The runner beans have again been humungous this year, coving the whole back fence and climbing into the trellises with gusto. I grew the white version, Desiree this year, ( Chiltern seeds) They have passed all the taste tests with flying colours. It cropped well and the pods remained tender, even as they grew long. I shall be using the late season beans for their seeds and not the bean pods. Desiree have white flowers, and lovely soft green kidney- shaped seeds which the French call flageolet.
I’ve waxed lyrical about the French beans Cosse Violette all summer. They grew strongly; they flowered profusely. The beans sit on the vine quite happily and even the ones I miss first time around, seem never to go stringy. They are still flowing and still cropping. And possibly the most important thing – they still taste delicious. The purple sweet peas that I planted along-side these two types of beans did not do well. But I hardly missed the companion flowers because both Desiree runner beans and Cosse Violette have such lovely flowers themselves. The Cosse are still flowering, regardless of the autumnal die back of some of the older leaves.
My new climbing plant this year is a grapevine. I took a few cuttings in April in France, when high winds knocked down a young branch of the grapevine at La Célibetaire , a Landmark Trust cottage in the grounds of the Duke and Duchess of Windsor’s country estate, Moulin de la Tuilerie at Gif-sur-Yvette.
The established vines, that cover the east front of the mill hall, may well have been one of those original planted by the celebrated garden designer Russell Page, whom the Windsors commissioned to design their garden. His designs would seem dated now, infused with thirties romanticism. He was mad for crazy paving, roses round the door, moss covered sundials, stone birdbaths, artificial streamlets and old fashioned herbaceous borders. In some ways his work originates from Gertrude Jekyll, in others it is the backdrop for Cecil Beaton photographs. But he knew his plants. The vine that I had taken a cutting from, if it was a survivor, was a sturdy beast. Now six months later, one of the three cuttings I have taken has survived. I’ve potted it into a ten inch pot and the stem is now over five foot tall. It has been in the greenhouse all summer. But grapes benefit from a cool season. In late August I brought it outside. Since then it has bounded away. Before the winter sets in I will re-pot it into a larger pot. That will protect it if we get a hard frost. (Small pots don’t provide much natural insulation.) It is also almost at the height to be pinched out, allowing two laterals to form. Grapevines like shelter, sun and good drainage. I’m planning to place it in one of the most favoured spots in the garden, a south-west facing corner, against the brick wall and forming one side of my arbour.

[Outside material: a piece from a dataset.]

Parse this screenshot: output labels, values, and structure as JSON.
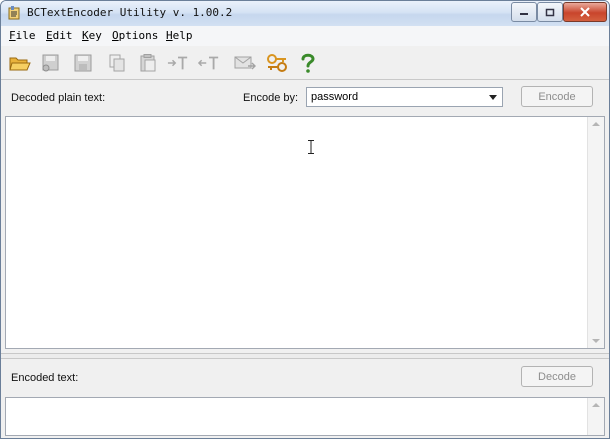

The pruning regime for vines is very similar to that for the wisteria that flourishes on the other side of the arbour. Wisteria only flower on old wood. It takes several years to establish them before they flower profusely. Similarly the advice for a grapevine is to establish a strong woody framework, either with one lateral, or two, either sprouting high up, or lower down. Then I will gradually tend the vine into cropping. For the first two years it should not be allowed to fruit. For the next few years bunches will be limited to a handful. Even once established, over prolific bunches need to be thinned out, so that each grape has room to mature.
Of course I have only a hunch what type of grape I am growing. Is it purely decorative? (I hope not). Is it red or white? Will I get good autumn colour? Will it crop at all? Is it a desert grape or a wine grape? We shall see. But if I want to keep up with the Jones’es, surely my ability at social climbing will increase if I can boast, ‘ This grape-vine came from a cutting in the Windsor’s garden’.